Safety issues are of enormous concern in developing advanced energy storage systems, especially lithium technologies. Commercial Li-ion batteries contain flammable organic liquid electrolytes and corresponding technical challenges; most incidents involving Li-ion batteries were caused by the ignition of the electrolyte. The main aim of this proposal is to assemble a completely solid-state cell using an inorganic Li-ion superconductor to benefit from its superior electrochemical, mechanical and thermal stability, the impossibility of leakage, and the possibility of battery miniaturization.
I am always looking for new team members, especially PhD and Master students. If you are an engineer or bachelor student also feel free to contact me for more information.
The project has been extended by the Foundation for Polish Science to the end of June 2021 due to pandemic circumstances and technical challenges we faced on the way.

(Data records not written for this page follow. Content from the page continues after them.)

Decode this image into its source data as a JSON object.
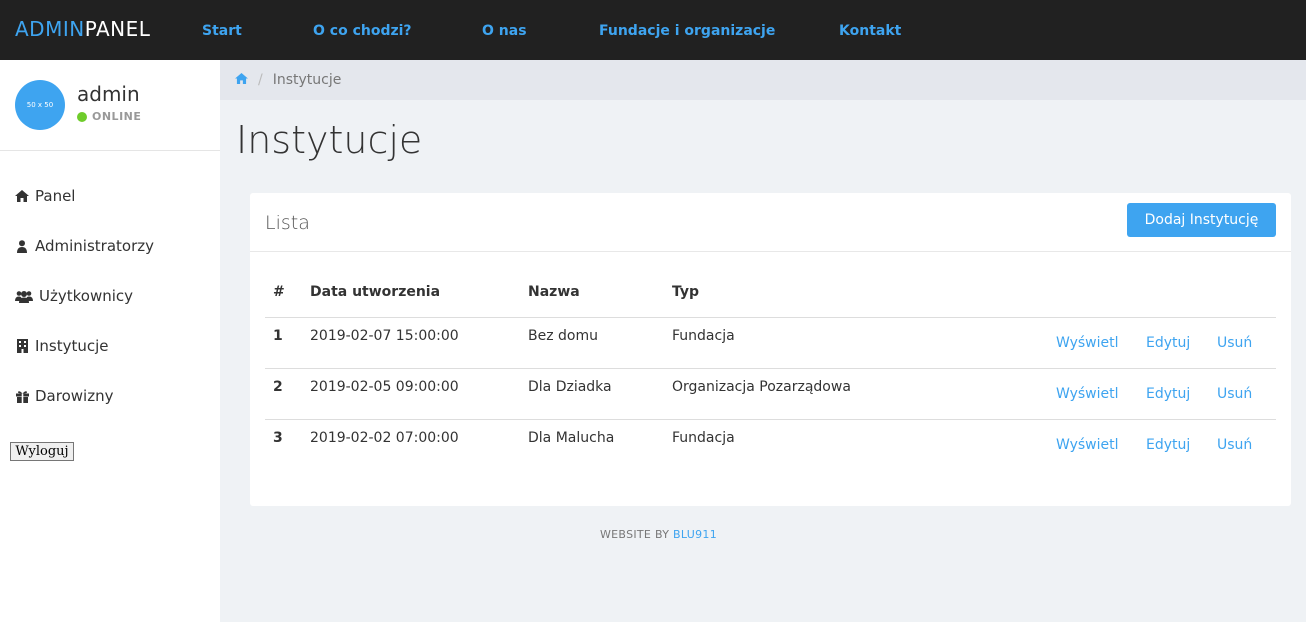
{
  "brand": {
    "part1": "ADMIN",
    "part2": "PANEL"
  },
  "nav": [
    {
      "label": "Start"
    },
    {
      "label": "O co chodzi?"
    },
    {
      "label": "O nas"
    },
    {
      "label": "Fundacje i organizacje"
    },
    {
      "label": "Kontakt"
    }
  ],
  "user": {
    "avatar_text": "50 x 50",
    "name": "admin",
    "status": "ONLINE"
  },
  "sidebar": {
    "items": [
      {
        "label": "Panel",
        "icon": "home-icon"
      },
      {
        "label": "Administratorzy",
        "icon": "user-icon"
      },
      {
        "label": "Użytkownicy",
        "icon": "users-icon"
      },
      {
        "label": "Instytucje",
        "icon": "building-icon"
      },
      {
        "label": "Darowizny",
        "icon": "gift-icon"
      }
    ],
    "logout_label": "Wyloguj"
  },
  "breadcrumb": {
    "current": "Instytucje",
    "separator": "/"
  },
  "page": {
    "title": "Instytucje"
  },
  "card": {
    "title": "Lista",
    "add_button": "Dodaj Instytucję",
    "columns": [
      "#",
      "Data utworzenia",
      "Nazwa",
      "Typ"
    ],
    "rows": [
      {
        "num": "1",
        "date": "2019-02-07 15:00:00",
        "name": "Bez domu",
        "type": "Fundacja"
      },
      {
        "num": "2",
        "date": "2019-02-05 09:00:00",
        "name": "Dla Dziadka",
        "type": "Organizacja Pozarządowa"
      },
      {
        "num": "3",
        "date": "2019-02-02 07:00:00",
        "name": "Dla Malucha",
        "type": "Fundacja"
      }
    ],
    "actions": {
      "view": "Wyświetl",
      "edit": "Edytuj",
      "delete": "Usuń"
    }
  },
  "footer": {
    "text": "WEBSITE BY",
    "link": "BLU911"
  },
  "colors": {
    "accent": "#3ea4f0",
    "topbar": "#212121",
    "online": "#6fcc2b"
  }
}
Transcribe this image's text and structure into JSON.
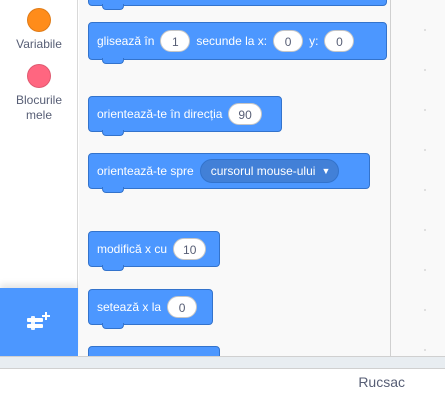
{
  "categories": [
    {
      "label": "Variabile",
      "color": "#ff8c1a"
    },
    {
      "label": "Blocurile mele",
      "color": "#ff6680"
    }
  ],
  "extension_button": {
    "icon": "add-extension-icon",
    "color": "#4c97ff"
  },
  "blocks": {
    "glide": {
      "text1": "glisează în",
      "secs": "1",
      "text2": "secunde la x:",
      "x": "0",
      "text3": "y:",
      "y": "0"
    },
    "point_direction": {
      "text": "orientează-te în direcția",
      "value": "90"
    },
    "point_towards": {
      "text": "orientează-te spre",
      "option": "cursorul mouse-ului"
    },
    "change_x": {
      "text": "modifică x cu",
      "value": "10"
    },
    "set_x": {
      "text": "setează x la",
      "value": "0"
    }
  },
  "sprite_bar": {
    "sprite_name": "Rucsac"
  },
  "colors": {
    "motion": "#4c97ff",
    "motion_border": "#3373cc"
  }
}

Thanks to this extension we will be able to sum-up our research on high-voltage cathode structural investigations including theoretical DFT calculations, solid-state electrolyte improvements with detailed analysis on conduction mechanism (including temperature EIS and NMR studies) and thin layer all-solid-state battery design trails and prototype selection.
On July 15th, 2020, we have published, together with collaborators from University of Louisville, a new paper on solid state electrolyte synthesis:
I participated in the EU Sustainable Energy Week (EUSEW) which is the biggest annual event dedicated to renewables and efficient energy use in Europe organized by the European Commission.
At this first online conference held on 25-26 of May the partners of BATTERY 2030+ presented a selection of European research and participated into later discussions. The aim of the conference was to discuss the latest research in Europe in relation to the newly launched BATTERY 2030+ roadmap.